* _Task statement_
From the records below, copy each line in which the string "label" occurs.

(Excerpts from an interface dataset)

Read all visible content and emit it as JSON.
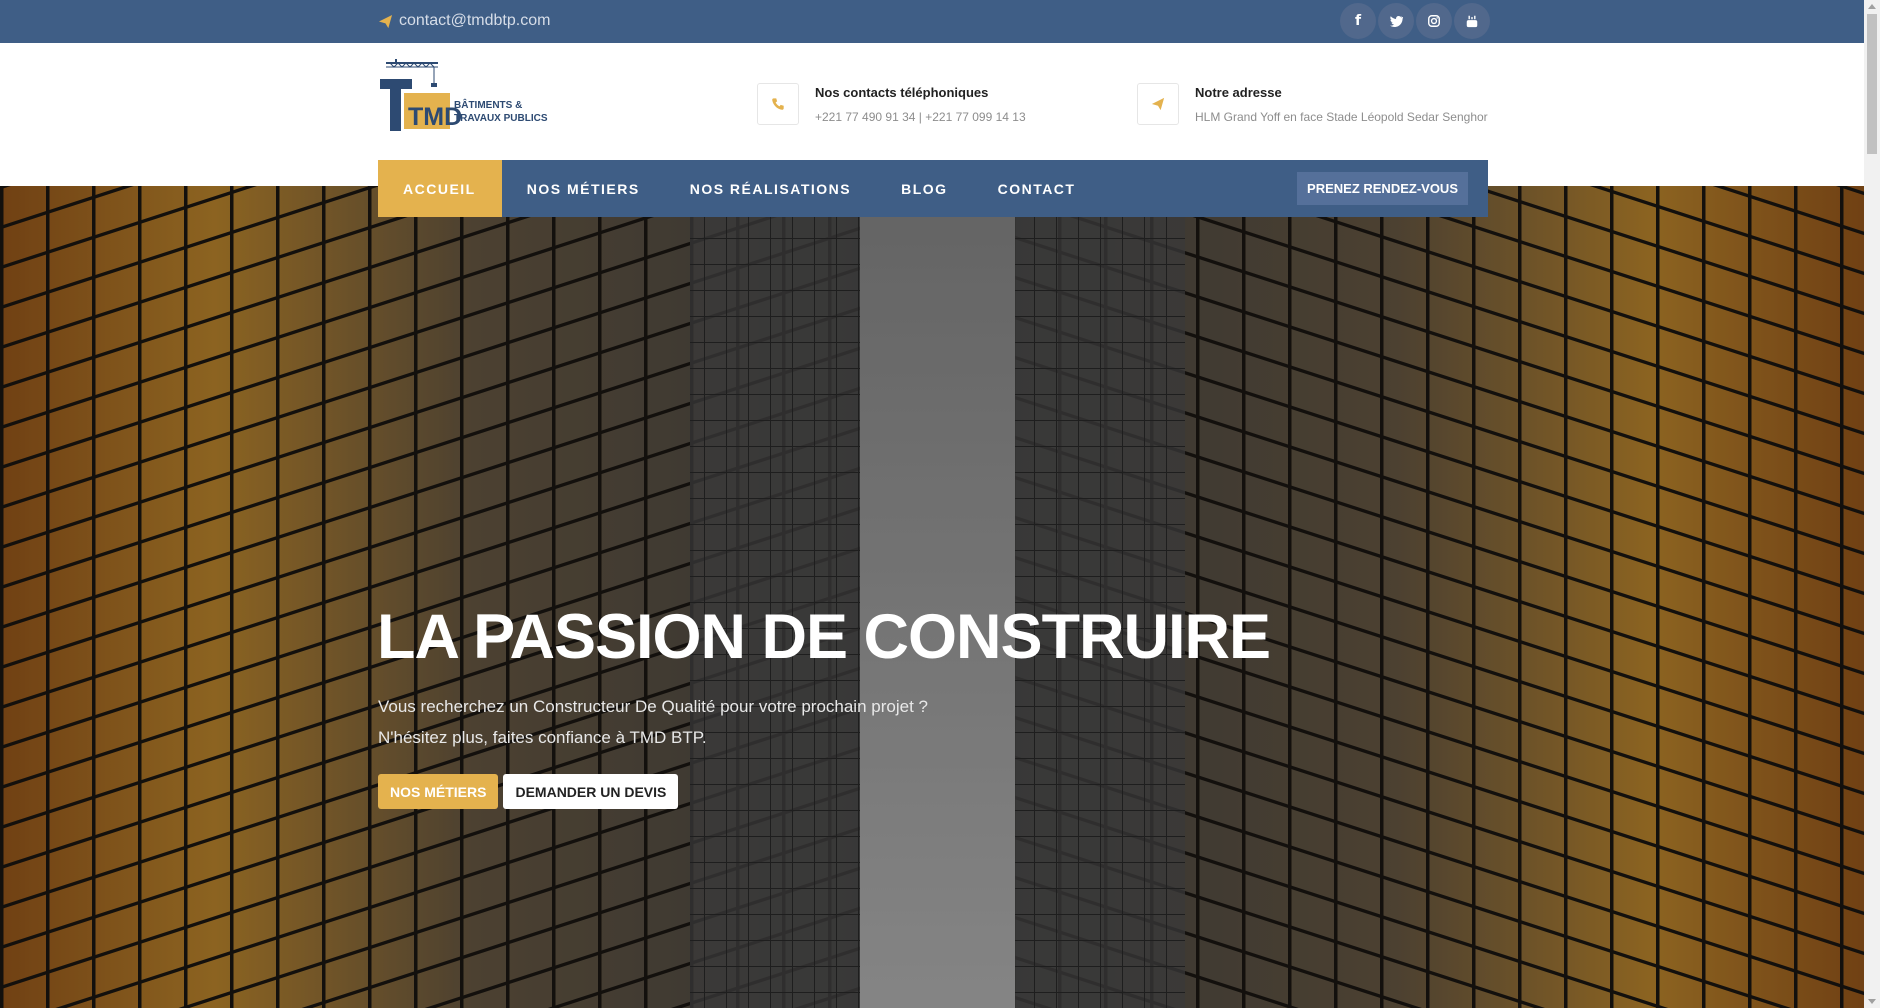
{
  "topbar": {
    "email": "contact@tmdbtp.com",
    "socials": [
      "facebook-icon",
      "twitter-icon",
      "instagram-icon",
      "youtube-icon"
    ]
  },
  "header": {
    "logo": {
      "letters": "TMD",
      "tagline_1": "BÂTIMENTS &",
      "tagline_2": "TRAVAUX PUBLICS"
    },
    "phone": {
      "title": "Nos contacts téléphoniques",
      "value": "+221 77 490 91 34 | +221 77 099 14 13",
      "icon": "phone-icon"
    },
    "address": {
      "title": "Notre adresse",
      "value": "HLM Grand Yoff en face Stade Léopold Sedar Senghor",
      "icon": "paper-plane-icon"
    }
  },
  "nav": {
    "items": [
      {
        "label": "ACCUEIL",
        "active": true
      },
      {
        "label": "NOS MÉTIERS",
        "active": false
      },
      {
        "label": "NOS RÉALISATIONS",
        "active": false
      },
      {
        "label": "BLOG",
        "active": false
      },
      {
        "label": "CONTACT",
        "active": false
      }
    ],
    "cta": "PRENEZ RENDEZ-VOUS"
  },
  "hero": {
    "title": "LA PASSION DE CONSTRUIRE",
    "subtitle_line1": "Vous recherchez un Constructeur De Qualité pour votre prochain projet ?",
    "subtitle_line2": "N'hésitez plus, faites confiance à TMD BTP.",
    "btn_primary": "NOS MÉTIERS",
    "btn_secondary": "DEMANDER UN DEVIS"
  },
  "colors": {
    "primary": "#3f5e86",
    "accent": "#e4b24e",
    "text_dark": "#222222",
    "text_muted": "#8d8d8d"
  }
}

* _Task solution_
        "label": "ACCUEIL",
        "label": "NOS MÉTIERS",
        "label": "NOS RÉALISATIONS",
        "label": "BLOG",
        "label": "CONTACT",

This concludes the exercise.